**Brief**:
Quote all of the data that follows exactly as written, skipping the images.

**Records supplied**:
=====
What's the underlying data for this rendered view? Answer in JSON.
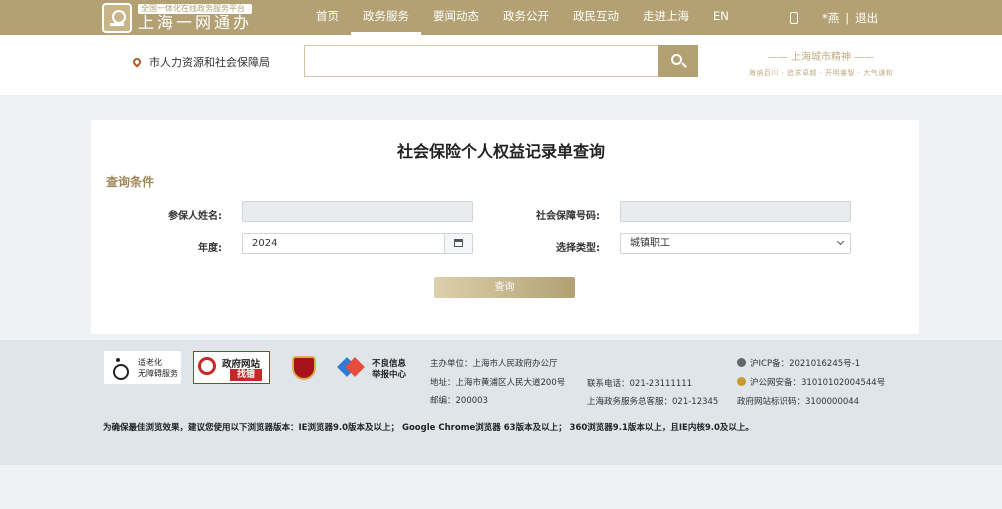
{
  "topbar": {
    "logo_tag": "全国一体化在线政务服务平台",
    "logo_title": "上海一网通办",
    "nav": [
      "首页",
      "政务服务",
      "要闻动态",
      "政务公开",
      "政民互动",
      "走进上海",
      "EN"
    ],
    "active_nav": "政务服务",
    "user": "*燕",
    "separator": "|",
    "logout": "退出"
  },
  "header": {
    "department": "市人力资源和社会保障局",
    "search_value": "",
    "spirit_title": "—— 上海城市精神 ——",
    "spirit_sub": "海纳百川 · 追求卓越 · 开明睿智 · 大气谦和"
  },
  "form": {
    "title": "社会保险个人权益记录单查询",
    "section": "查询条件",
    "name_label": "参保人姓名:",
    "name_value": "",
    "ssn_label": "社会保障号码:",
    "ssn_value": "",
    "year_label": "年度:",
    "year_value": "2024",
    "type_label": "选择类型:",
    "type_value": "城镇职工",
    "submit": "查询"
  },
  "footer": {
    "accessibility_line1": "适老化",
    "accessibility_line2": "无障碍服务",
    "zhaocuo_title": "政府网站",
    "zhaocuo_sub": "找错",
    "report_line1": "不良信息",
    "report_line2": "举报中心",
    "sponsor": "主办单位：上海市人民政府办公厅",
    "address": "地址：上海市黄浦区人民大道200号",
    "postcode": "邮编：200003",
    "phone": "联系电话：021-23111111",
    "service_phone": "上海政务服务总客服：021-12345",
    "icp": "沪ICP备：2021016245号-1",
    "police": "沪公网安备：31010102004544号",
    "site_code": "政府网站标识码：3100000044",
    "browser_note": "为确保最佳浏览效果，建议您使用以下浏览器版本：IE浏览器9.0版本及以上； Google Chrome浏览器 63版本及以上； 360浏览器9.1版本以上，且IE内核9.0及以上。"
  }
}
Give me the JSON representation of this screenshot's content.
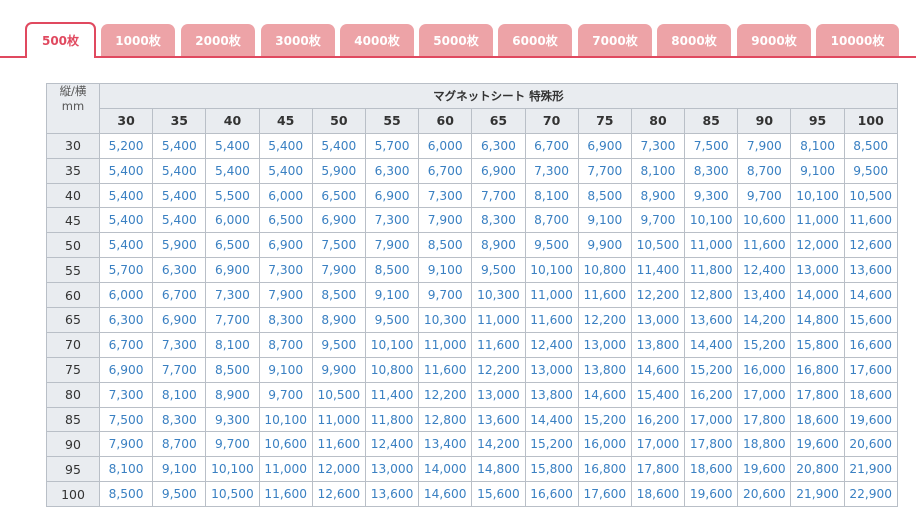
{
  "tabs": [
    {
      "label": "500枚",
      "active": true
    },
    {
      "label": "1000枚",
      "active": false
    },
    {
      "label": "2000枚",
      "active": false
    },
    {
      "label": "3000枚",
      "active": false
    },
    {
      "label": "4000枚",
      "active": false
    },
    {
      "label": "5000枚",
      "active": false
    },
    {
      "label": "6000枚",
      "active": false
    },
    {
      "label": "7000枚",
      "active": false
    },
    {
      "label": "8000枚",
      "active": false
    },
    {
      "label": "9000枚",
      "active": false
    },
    {
      "label": "10000枚",
      "active": false
    }
  ],
  "table": {
    "corner_line1": "縦/横",
    "corner_line2": "mm",
    "group_title": "マグネットシート 特殊形",
    "columns": [
      "30",
      "35",
      "40",
      "45",
      "50",
      "55",
      "60",
      "65",
      "70",
      "75",
      "80",
      "85",
      "90",
      "95",
      "100"
    ],
    "rows": [
      {
        "label": "30",
        "cells": [
          "5,200",
          "5,400",
          "5,400",
          "5,400",
          "5,400",
          "5,700",
          "6,000",
          "6,300",
          "6,700",
          "6,900",
          "7,300",
          "7,500",
          "7,900",
          "8,100",
          "8,500"
        ]
      },
      {
        "label": "35",
        "cells": [
          "5,400",
          "5,400",
          "5,400",
          "5,400",
          "5,900",
          "6,300",
          "6,700",
          "6,900",
          "7,300",
          "7,700",
          "8,100",
          "8,300",
          "8,700",
          "9,100",
          "9,500"
        ]
      },
      {
        "label": "40",
        "cells": [
          "5,400",
          "5,400",
          "5,500",
          "6,000",
          "6,500",
          "6,900",
          "7,300",
          "7,700",
          "8,100",
          "8,500",
          "8,900",
          "9,300",
          "9,700",
          "10,100",
          "10,500"
        ]
      },
      {
        "label": "45",
        "cells": [
          "5,400",
          "5,400",
          "6,000",
          "6,500",
          "6,900",
          "7,300",
          "7,900",
          "8,300",
          "8,700",
          "9,100",
          "9,700",
          "10,100",
          "10,600",
          "11,000",
          "11,600"
        ]
      },
      {
        "label": "50",
        "cells": [
          "5,400",
          "5,900",
          "6,500",
          "6,900",
          "7,500",
          "7,900",
          "8,500",
          "8,900",
          "9,500",
          "9,900",
          "10,500",
          "11,000",
          "11,600",
          "12,000",
          "12,600"
        ]
      },
      {
        "label": "55",
        "cells": [
          "5,700",
          "6,300",
          "6,900",
          "7,300",
          "7,900",
          "8,500",
          "9,100",
          "9,500",
          "10,100",
          "10,800",
          "11,400",
          "11,800",
          "12,400",
          "13,000",
          "13,600"
        ]
      },
      {
        "label": "60",
        "cells": [
          "6,000",
          "6,700",
          "7,300",
          "7,900",
          "8,500",
          "9,100",
          "9,700",
          "10,300",
          "11,000",
          "11,600",
          "12,200",
          "12,800",
          "13,400",
          "14,000",
          "14,600"
        ]
      },
      {
        "label": "65",
        "cells": [
          "6,300",
          "6,900",
          "7,700",
          "8,300",
          "8,900",
          "9,500",
          "10,300",
          "11,000",
          "11,600",
          "12,200",
          "13,000",
          "13,600",
          "14,200",
          "14,800",
          "15,600"
        ]
      },
      {
        "label": "70",
        "cells": [
          "6,700",
          "7,300",
          "8,100",
          "8,700",
          "9,500",
          "10,100",
          "11,000",
          "11,600",
          "12,400",
          "13,000",
          "13,800",
          "14,400",
          "15,200",
          "15,800",
          "16,600"
        ]
      },
      {
        "label": "75",
        "cells": [
          "6,900",
          "7,700",
          "8,500",
          "9,100",
          "9,900",
          "10,800",
          "11,600",
          "12,200",
          "13,000",
          "13,800",
          "14,600",
          "15,200",
          "16,000",
          "16,800",
          "17,600"
        ]
      },
      {
        "label": "80",
        "cells": [
          "7,300",
          "8,100",
          "8,900",
          "9,700",
          "10,500",
          "11,400",
          "12,200",
          "13,000",
          "13,800",
          "14,600",
          "15,400",
          "16,200",
          "17,000",
          "17,800",
          "18,600"
        ]
      },
      {
        "label": "85",
        "cells": [
          "7,500",
          "8,300",
          "9,300",
          "10,100",
          "11,000",
          "11,800",
          "12,800",
          "13,600",
          "14,400",
          "15,200",
          "16,200",
          "17,000",
          "17,800",
          "18,600",
          "19,600"
        ]
      },
      {
        "label": "90",
        "cells": [
          "7,900",
          "8,700",
          "9,700",
          "10,600",
          "11,600",
          "12,400",
          "13,400",
          "14,200",
          "15,200",
          "16,000",
          "17,000",
          "17,800",
          "18,800",
          "19,600",
          "20,600"
        ]
      },
      {
        "label": "95",
        "cells": [
          "8,100",
          "9,100",
          "10,100",
          "11,000",
          "12,000",
          "13,000",
          "14,000",
          "14,800",
          "15,800",
          "16,800",
          "17,800",
          "18,600",
          "19,600",
          "20,800",
          "21,900"
        ]
      },
      {
        "label": "100",
        "cells": [
          "8,500",
          "9,500",
          "10,500",
          "11,600",
          "12,600",
          "13,600",
          "14,600",
          "15,600",
          "16,600",
          "17,600",
          "18,600",
          "19,600",
          "20,600",
          "21,900",
          "22,900"
        ]
      }
    ]
  },
  "colors": {
    "accent": "#e0495f",
    "tab_inactive": "#eda3a7",
    "header_bg": "#e9ecf0",
    "price_text": "#3a80c2",
    "grid_border": "#b9bfc7"
  }
}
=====
**Answer to the problem**:
What's the underlying data for this rendered view? Answer in JSON.
{
  "topbar": {
    "logo_tag": "全国一体化在线政务服务平台",
    "logo_title": "上海一网通办",
    "nav": [
      "首页",
      "政务服务",
      "要闻动态",
      "政务公开",
      "政民互动",
      "走进上海",
      "EN"
    ],
    "active_nav": "政务服务",
    "user": "*燕",
    "separator": "|",
    "logout": "退出"
  },
  "header": {
    "department": "市人力资源和社会保障局",
    "search_value": "",
    "spirit_title": "—— 上海城市精神 ——",
    "spirit_sub": "海纳百川 · 追求卓越 · 开明睿智 · 大气谦和"
  },
  "form": {
    "title": "社会保险个人权益记录单查询",
    "section": "查询条件",
    "name_label": "参保人姓名:",
    "name_value": "",
    "ssn_label": "社会保障号码:",
    "ssn_value": "",
    "year_label": "年度:",
    "year_value": "2024",
    "type_label": "选择类型:",
    "type_value": "城镇职工",
    "submit": "查询"
  },
  "footer": {
    "accessibility_line1": "适老化",
    "accessibility_line2": "无障碍服务",
    "zhaocuo_title": "政府网站",
    "zhaocuo_sub": "找错",
    "report_line1": "不良信息",
    "report_line2": "举报中心",
    "sponsor": "主办单位：上海市人民政府办公厅",
    "address": "地址：上海市黄浦区人民大道200号",
    "postcode": "邮编：200003",
    "phone": "联系电话：021-23111111",
    "service_phone": "上海政务服务总客服：021-12345",
    "icp": "沪ICP备：2021016245号-1",
    "police": "沪公网安备：31010102004544号",
    "site_code": "政府网站标识码：3100000044",
    "browser_note": "为确保最佳浏览效果，建议您使用以下浏览器版本：IE浏览器9.0版本及以上； Google Chrome浏览器 63版本及以上； 360浏览器9.1版本以上，且IE内核9.0及以上。"
  }
}
Give me the JSON representation of this screenshot's content.
{
  "tabs": [
    {
      "label": "500枚",
      "active": true
    },
    {
      "label": "1000枚",
      "active": false
    },
    {
      "label": "2000枚",
      "active": false
    },
    {
      "label": "3000枚",
      "active": false
    },
    {
      "label": "4000枚",
      "active": false
    },
    {
      "label": "5000枚",
      "active": false
    },
    {
      "label": "6000枚",
      "active": false
    },
    {
      "label": "7000枚",
      "active": false
    },
    {
      "label": "8000枚",
      "active": false
    },
    {
      "label": "9000枚",
      "active": false
    },
    {
      "label": "10000枚",
      "active": false
    }
  ],
  "table": {
    "corner_line1": "縦/横",
    "corner_line2": "mm",
    "group_title": "マグネットシート 特殊形",
    "columns": [
      "30",
      "35",
      "40",
      "45",
      "50",
      "55",
      "60",
      "65",
      "70",
      "75",
      "80",
      "85",
      "90",
      "95",
      "100"
    ],
    "rows": [
      {
        "label": "30",
        "cells": [
          "5,200",
          "5,400",
          "5,400",
          "5,400",
          "5,400",
          "5,700",
          "6,000",
          "6,300",
          "6,700",
          "6,900",
          "7,300",
          "7,500",
          "7,900",
          "8,100",
          "8,500"
        ]
      },
      {
        "label": "35",
        "cells": [
          "5,400",
          "5,400",
          "5,400",
          "5,400",
          "5,900",
          "6,300",
          "6,700",
          "6,900",
          "7,300",
          "7,700",
          "8,100",
          "8,300",
          "8,700",
          "9,100",
          "9,500"
        ]
      },
      {
        "label": "40",
        "cells": [
          "5,400",
          "5,400",
          "5,500",
          "6,000",
          "6,500",
          "6,900",
          "7,300",
          "7,700",
          "8,100",
          "8,500",
          "8,900",
          "9,300",
          "9,700",
          "10,100",
          "10,500"
        ]
      },
      {
        "label": "45",
        "cells": [
          "5,400",
          "5,400",
          "6,000",
          "6,500",
          "6,900",
          "7,300",
          "7,900",
          "8,300",
          "8,700",
          "9,100",
          "9,700",
          "10,100",
          "10,600",
          "11,000",
          "11,600"
        ]
      },
      {
        "label": "50",
        "cells": [
          "5,400",
          "5,900",
          "6,500",
          "6,900",
          "7,500",
          "7,900",
          "8,500",
          "8,900",
          "9,500",
          "9,900",
          "10,500",
          "11,000",
          "11,600",
          "12,000",
          "12,600"
        ]
      },
      {
        "label": "55",
        "cells": [
          "5,700",
          "6,300",
          "6,900",
          "7,300",
          "7,900",
          "8,500",
          "9,100",
          "9,500",
          "10,100",
          "10,800",
          "11,400",
          "11,800",
          "12,400",
          "13,000",
          "13,600"
        ]
      },
      {
        "label": "60",
        "cells": [
          "6,000",
          "6,700",
          "7,300",
          "7,900",
          "8,500",
          "9,100",
          "9,700",
          "10,300",
          "11,000",
          "11,600",
          "12,200",
          "12,800",
          "13,400",
          "14,000",
          "14,600"
        ]
      },
      {
        "label": "65",
        "cells": [
          "6,300",
          "6,900",
          "7,700",
          "8,300",
          "8,900",
          "9,500",
          "10,300",
          "11,000",
          "11,600",
          "12,200",
          "13,000",
          "13,600",
          "14,200",
          "14,800",
          "15,600"
        ]
      },
      {
        "label": "70",
        "cells": [
          "6,700",
          "7,300",
          "8,100",
          "8,700",
          "9,500",
          "10,100",
          "11,000",
          "11,600",
          "12,400",
          "13,000",
          "13,800",
          "14,400",
          "15,200",
          "15,800",
          "16,600"
        ]
      },
      {
        "label": "75",
        "cells": [
          "6,900",
          "7,700",
          "8,500",
          "9,100",
          "9,900",
          "10,800",
          "11,600",
          "12,200",
          "13,000",
          "13,800",
          "14,600",
          "15,200",
          "16,000",
          "16,800",
          "17,600"
        ]
      },
      {
        "label": "80",
        "cells": [
          "7,300",
          "8,100",
          "8,900",
          "9,700",
          "10,500",
          "11,400",
          "12,200",
          "13,000",
          "13,800",
          "14,600",
          "15,400",
          "16,200",
          "17,000",
          "17,800",
          "18,600"
        ]
      },
      {
        "label": "85",
        "cells": [
          "7,500",
          "8,300",
          "9,300",
          "10,100",
          "11,000",
          "11,800",
          "12,800",
          "13,600",
          "14,400",
          "15,200",
          "16,200",
          "17,000",
          "17,800",
          "18,600",
          "19,600"
        ]
      },
      {
        "label": "90",
        "cells": [
          "7,900",
          "8,700",
          "9,700",
          "10,600",
          "11,600",
          "12,400",
          "13,400",
          "14,200",
          "15,200",
          "16,000",
          "17,000",
          "17,800",
          "18,800",
          "19,600",
          "20,600"
        ]
      },
      {
        "label": "95",
        "cells": [
          "8,100",
          "9,100",
          "10,100",
          "11,000",
          "12,000",
          "13,000",
          "14,000",
          "14,800",
          "15,800",
          "16,800",
          "17,800",
          "18,600",
          "19,600",
          "20,800",
          "21,900"
        ]
      },
      {
        "label": "100",
        "cells": [
          "8,500",
          "9,500",
          "10,500",
          "11,600",
          "12,600",
          "13,600",
          "14,600",
          "15,600",
          "16,600",
          "17,600",
          "18,600",
          "19,600",
          "20,600",
          "21,900",
          "22,900"
        ]
      }
    ]
  },
  "colors": {
    "accent": "#e0495f",
    "tab_inactive": "#eda3a7",
    "header_bg": "#e9ecf0",
    "price_text": "#3a80c2",
    "grid_border": "#b9bfc7"
  }
}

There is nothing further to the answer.